I stopped at the gas station in Squilax, ate a pot noodle for lunch, and also picked up a small bag of salty snacks because i felt guilty filling up my water in the toilet and only buying a pot noodle. Gas stations have the dirt worst food of all time. Seriously, who the fuck goes traveling and just eats Doritos and Jack Link's the whole way? Can't they sell even one piece of fruit? Or at least staples that haven't been flavored to the point that they're barely even recognizable as the original thing? What is the point of selling "nuts" that are 99% flavoring and 1% nut? Or "healthy" crackers that still have 10% of your daily sodium in one handful? Sigh.
Anyway, i crossed the highway and the CP main line, then started the climb up to Turtle Valley. Gravel again. 35 degrees out. It is so much more pleasant to cycle on gravel than sealed roads, especially going uphill. It might just be my imagination, but i get the sense there is more grip. It might also help that gravel roads only have locals on them, so that means like one car every 15 minutes - or even less frequently - so it's easy to just take up the whole road, finding the least steep line around every corner.
Don't get me wrong, i still stopped a bunch of times. It was brutal. But then i got to the top, and i felt like i was in Scotland. Not because of the weather, because it was hot as hell. But because thistles were growing on the side of the road and the smoke was so thick i kept hearing Mark Knopfler sing "these mist-covered mountains / are a home now for me". Turns out Turtle Valley actually has turtles! There are "turtles crossing" signs all over the place!
I did not see a turtle.
I would love to see a turtle.
Somewhere over the bumpy, bumpy gravel zooming past these weird "lakes" completely full of bulrushes, i lost a flip-flop. Goddamnit.

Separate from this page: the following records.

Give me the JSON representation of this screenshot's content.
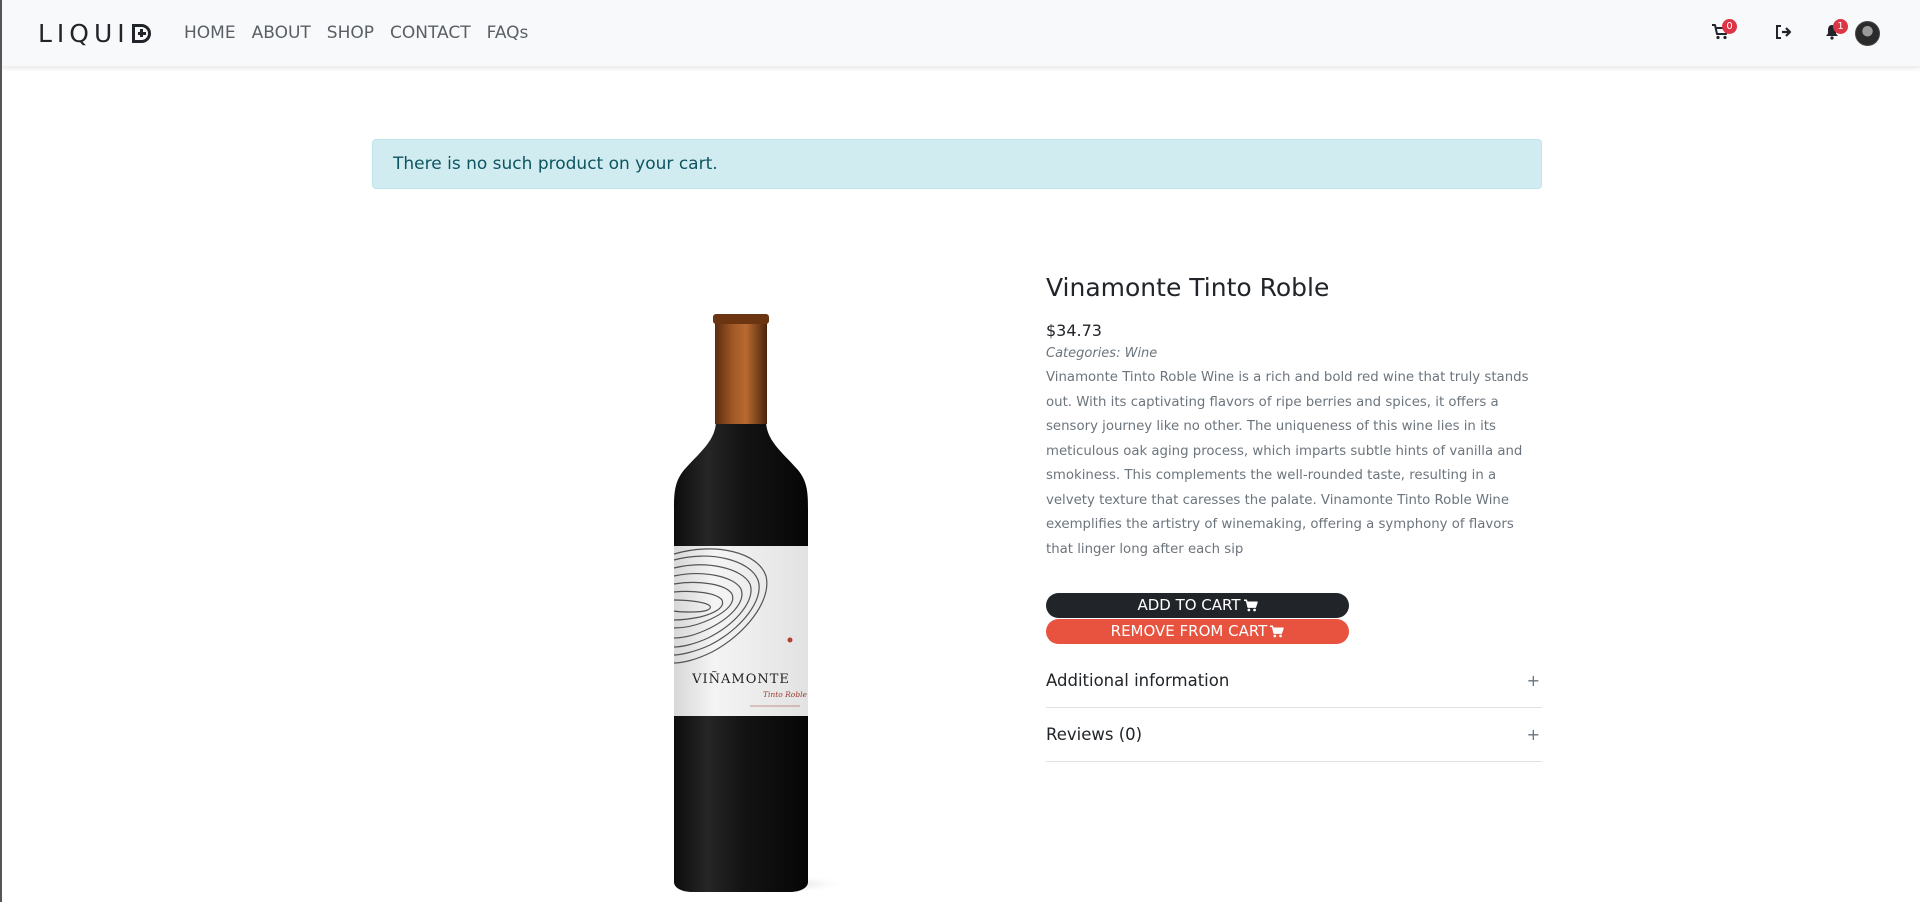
{
  "brand": {
    "logo_text": "LIQUI"
  },
  "nav": {
    "links": [
      "HOME",
      "ABOUT",
      "SHOP",
      "CONTACT",
      "FAQs"
    ]
  },
  "header_icons": {
    "cart": {
      "icon": "cart-icon",
      "count": "0"
    },
    "logout": {
      "icon": "sign-out-icon"
    },
    "notifications": {
      "icon": "bell-icon",
      "count": "1"
    },
    "profile": {
      "icon": "avatar"
    }
  },
  "alert": {
    "message": "There is no such product on your cart."
  },
  "product": {
    "title": "Vinamonte Tinto Roble",
    "price": "$34.73",
    "categories": "Categories: Wine",
    "description": "Vinamonte Tinto Roble Wine is a rich and bold red wine that truly stands out. With its captivating flavors of ripe berries and spices, it offers a sensory journey like no other. The uniqueness of this wine lies in its meticulous oak aging process, which imparts subtle hints of vanilla and smokiness. This complements the well-rounded taste, resulting in a velvety texture that caresses the palate. Vinamonte Tinto Roble Wine exemplifies the artistry of winemaking, offering a symphony of flavors that linger long after each sip",
    "label_brand": "VIÑAMONTE",
    "label_sub": "Tinto Roble"
  },
  "actions": {
    "add_to_cart": "ADD TO CART",
    "remove_from_cart": "REMOVE FROM CART"
  },
  "accordion": [
    {
      "title": "Additional information",
      "icon": "+"
    },
    {
      "title": "Reviews (0)",
      "icon": "+"
    }
  ],
  "colors": {
    "navbar_bg": "#f8f9fa",
    "alert_bg": "#d1ecf1",
    "alert_text": "#0c5460",
    "add_btn": "#212529",
    "remove_btn": "#e8533f",
    "badge": "#dc3545"
  }
}
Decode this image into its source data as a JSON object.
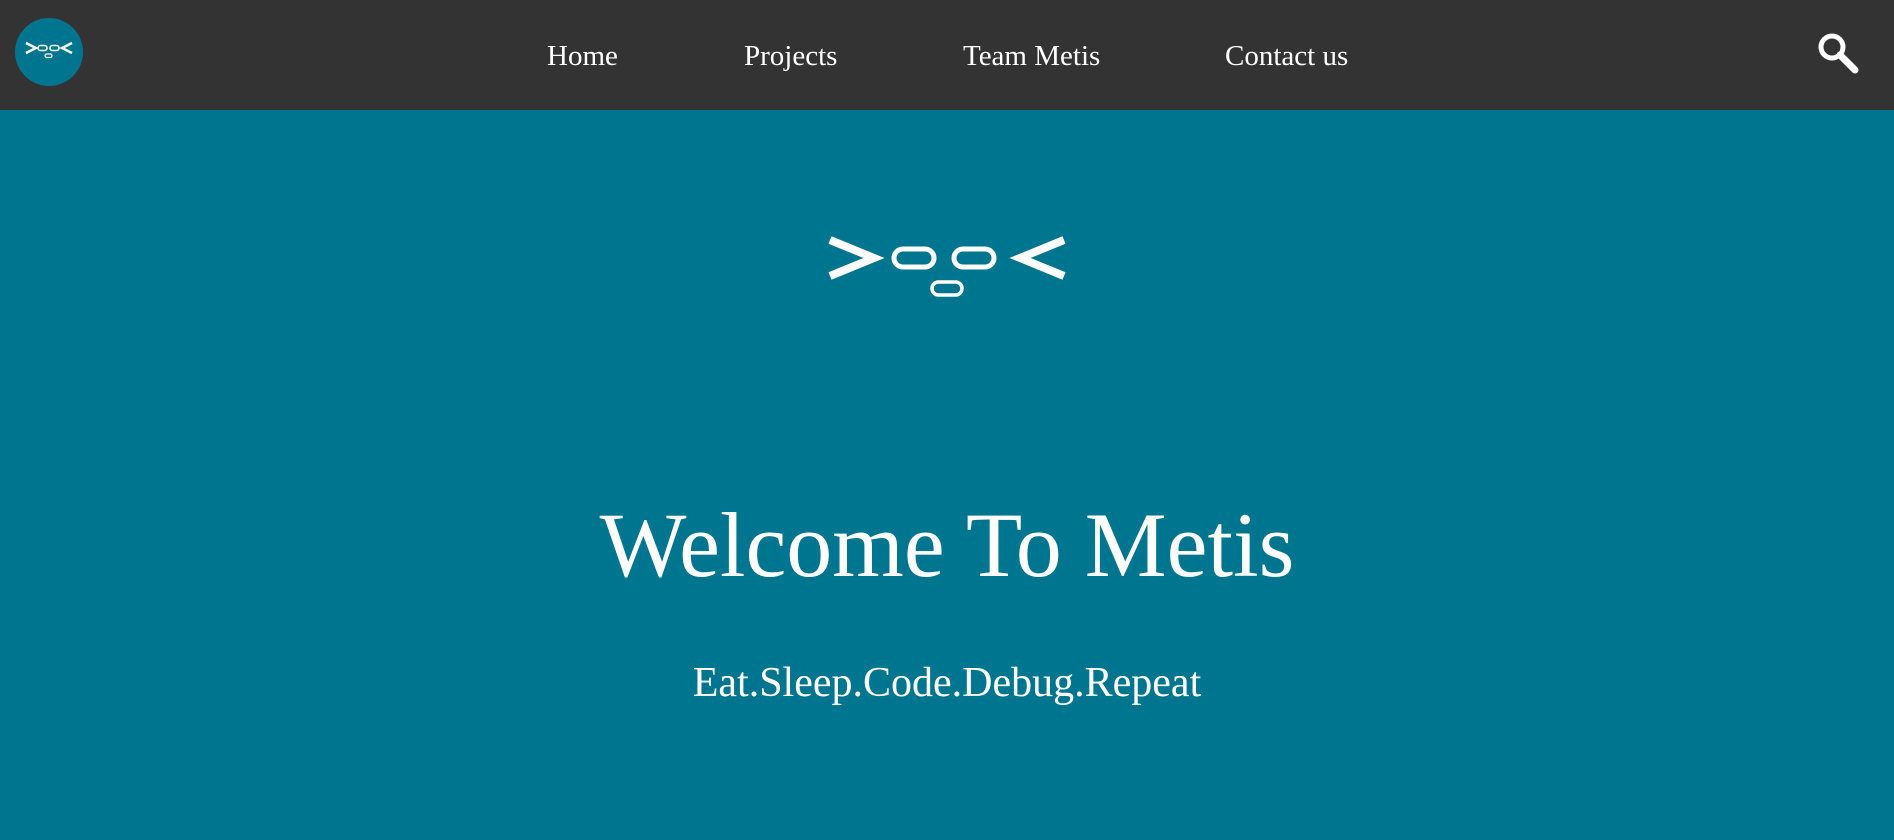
{
  "nav": {
    "logo_icon": "metis-face-logo-icon",
    "links": [
      {
        "label": "Home"
      },
      {
        "label": "Projects"
      },
      {
        "label": "Team Metis"
      },
      {
        "label": "Contact us"
      }
    ],
    "search_icon": "search-icon"
  },
  "hero": {
    "logo_icon": "metis-face-logo-icon",
    "title": "Welcome To Metis",
    "tagline": "Eat.Sleep.Code.Debug.Repeat"
  },
  "colors": {
    "navbar_bg": "#333333",
    "accent_teal": "#00758f",
    "text": "#ffffff"
  }
}
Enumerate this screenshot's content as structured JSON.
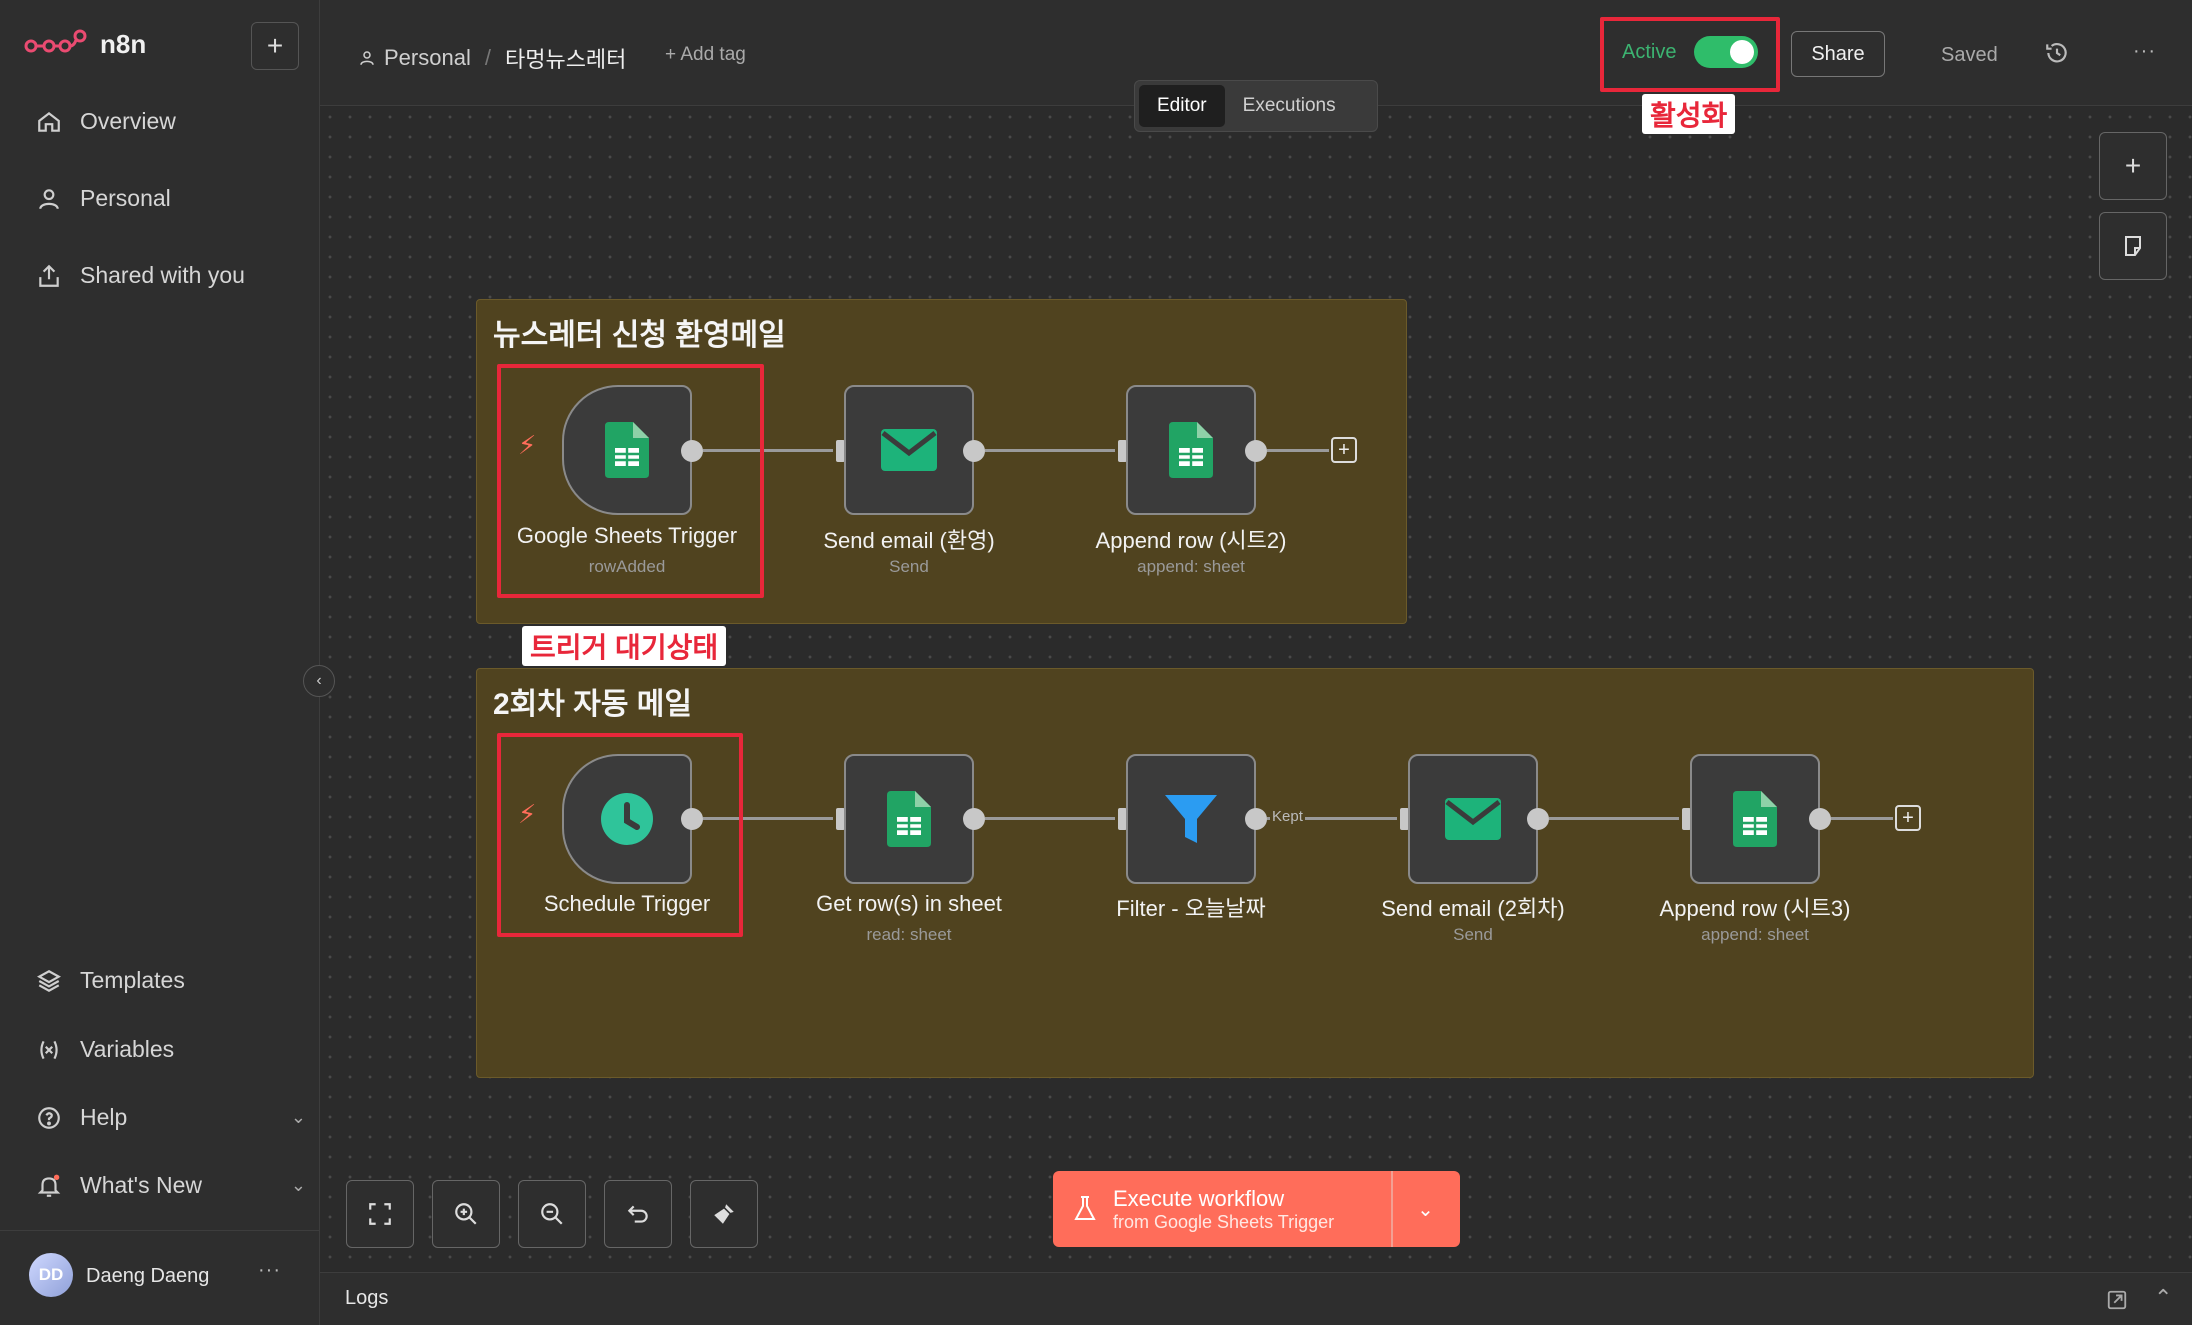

I am now posted up in the back corner of an absolutely massive dry RV site. Like, this campsite is bigger than a fucking double wide mobile home. I wanted to camp closer to the lake, but the wind was too strong. The dirt is way too dry to hold a tent peg and even using rocks or strapping shit to my bike the fly flapped around too much, so i went into a more woody area.
The rec site is Skimikin Lake. There are two caravans, one RV and a bunch of tent campers with their cars. It's a very different vibe from the provincial park up near the backcountry. Music blasting. Gennies running. Beer cans and cigarette butts and food waste all over the show. People are fucking BBQing, despite the fire ban. I'ma guess it's not worth hanging up my Ursack tonight. Hopefully these clowns don't burn the forest down. Either way, it's cheaper than getting a motel down the hill in Salmon Arm. I haven't spotted any obvious campsites on my route south after this, so might as well make the most of it.
There is cell reception here. So while the caravan over yonder blasts their tunes, i will update LiveJournal. I don't want to blow my data plan uploading pictures, so this one will just be text.
I have dirty feet because i do not have flip-flops. It's fine.
TLDR, day two - safe and sound. Gravel roads rule. People driving massive vehicles very fast down narrow roads suck. My Sawyer Squeeze is worth more than its weight in gold. It's literally a life-saving device. Oh. The smoke. The smoke FUCKING sucks. It's probably taking years off my life. But i feel like biking around Canada is adding them back, somehow.